COP26 in Glasgow was a gathering of world leaders to promote the actions of improving climate change, from Nicola Sturgeon to Greta Thunberg, lots of plans were discussed. How well have these actions went in achieving their goal? This blog will highlight the good and the bad affects COP26 has had on climate change in conjunction with the active approaches law firms can take in contributing towards the COP26 objectives – as it is Pro Bono week and in the light of COP27 in Egypt this year. This will help people most affected by climate change stay informed to access justice.
Successes and Failures
The United Nations Convention on Climate Change gives COP26 as an annual conference a purpose. Mainly to adopt decisions which develop and implement the COP26 convention, the Kyoto Protocol, and the Paris Agreement. However, there were aims which were set out for COP26 specifically. The four main aims set out in COP26 in Glasgow were to achieve net zero emissions by 2050, keeping 1.5C degrees within reach – aimed to be done by switching to electricity powered cars, preventing the prominence of deforestation, and promoting the use of renewable energy sources while minimising fossil fuels.
Further to this, it was proposed to protect communities and natural habitats which ties in with the deforestation objective as a whole. COP26 raised the issue of being able to manage and make available £100 billion in finance to work towards these goals. The fourth aim was for countries to work together and finalise the Paris Rulebook – which guides countries on reporting emissions, timeline for reducing emissions in total, and rules set out for carbon markets.
Before looking at the failures of COP26, we should acknowledge the successes. For one, the COP26 pact is now 190 nations strong, according to COP26 President Alok Sharma. This coalition has pledged to “phase out coal power and end support for new coal power plants”, showing that the international community is most united in their efforts to prevent global warming. However, certain key players in the international community, such as Russia and China, were notably absent from the conference. According to Paul G. Harris writing for PLOS Climate, the latter produce over a quarter of all global emissions and intend to increase this until 2030, while the rest of the world’s nations are actively looking to decrease such emissions. Therefore, the efforts of these nations may not be enough in achieving the target of 1.5 degrees higher than pre-industrial levels.
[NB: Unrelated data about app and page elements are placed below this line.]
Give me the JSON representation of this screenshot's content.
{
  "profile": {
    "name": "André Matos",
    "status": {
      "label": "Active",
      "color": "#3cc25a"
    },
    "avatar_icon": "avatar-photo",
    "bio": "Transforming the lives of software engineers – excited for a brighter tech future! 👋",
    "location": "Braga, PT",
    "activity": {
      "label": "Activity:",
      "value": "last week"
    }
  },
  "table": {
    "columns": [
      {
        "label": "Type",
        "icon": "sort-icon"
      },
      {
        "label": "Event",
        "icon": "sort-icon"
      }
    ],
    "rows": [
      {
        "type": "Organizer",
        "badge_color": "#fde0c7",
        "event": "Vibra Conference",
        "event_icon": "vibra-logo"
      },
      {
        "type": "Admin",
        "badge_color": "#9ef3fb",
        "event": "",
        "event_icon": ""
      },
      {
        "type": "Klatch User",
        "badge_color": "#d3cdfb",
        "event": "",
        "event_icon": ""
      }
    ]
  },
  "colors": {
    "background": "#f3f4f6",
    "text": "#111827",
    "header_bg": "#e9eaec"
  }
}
A further failure has been identified by ethicist Julian Sheather, who attributes “global ‘blinkmanship’” as another failure of COP26. Every country wants the changes to occur and is fully aware of the consequences that will follow if action is not taken. However, no nation wants to be the first to introduce such painful measures which will alter their citizens way of life, as not to be labelled as “draconian” or “authoritarian”. COP26 should provide the nations with a way of making these necessary steps together as a unified front, however Sheather’s proposes “weakness of global governance” leads to infighting between nations that detracts from the larger fight; the one against global warming.
The Legal Profession and COP26
Additionally, the legal profession has been urged to adapt its practices to meet the COP26 aims. Whilst changes to environmental law at a statutory level will work as an accountability tool, the most effective changes will operate at a firm level.
One of the most important starting points is the adaptation of firm targets. Firms must take a proactive approach to implement new science-based targets to limit carbon emissions associated with their practice. This will not only contribute to further achieving the 1.5°C target but also shows active engagement at a ground level which should be adopted by all employees. Alongside this also comes the publication of said targets, and how the firm has implemented practical measures to meet their aims and operate on a more environmentally friendly platform. This again will not only work as an accountability measure but also allows firms themselves to see if their measures are working and how they can be adapted for improvement or to ensure they remain affective.
Promotion of climate change within the legal profession is also vital to further achieving COP26 aims. In light of pro bono week, this is particularly relevant as pro bono activities is one of the most effective, proactive approaches firms can take towards achieving this. By carrying out pro bono work, firms can ensure access to justice for those who are negatively affected by climate change at an affordable level. Additionally, engaging with current and prospective policy making will also help contribute towards upholding the human rights of those majorly affected by the issue. Overall, it is important to recognise this is not an ‘over-night fix’, approach whilst it will be gradual must be consistent and continually adapting if further improvement is ever to be achieved.
Written by: Holly Stokes, Fraser Scott, Paul Jay Cassidy, Patrick Goodfellow, Louis Gibson and Scott Gemmell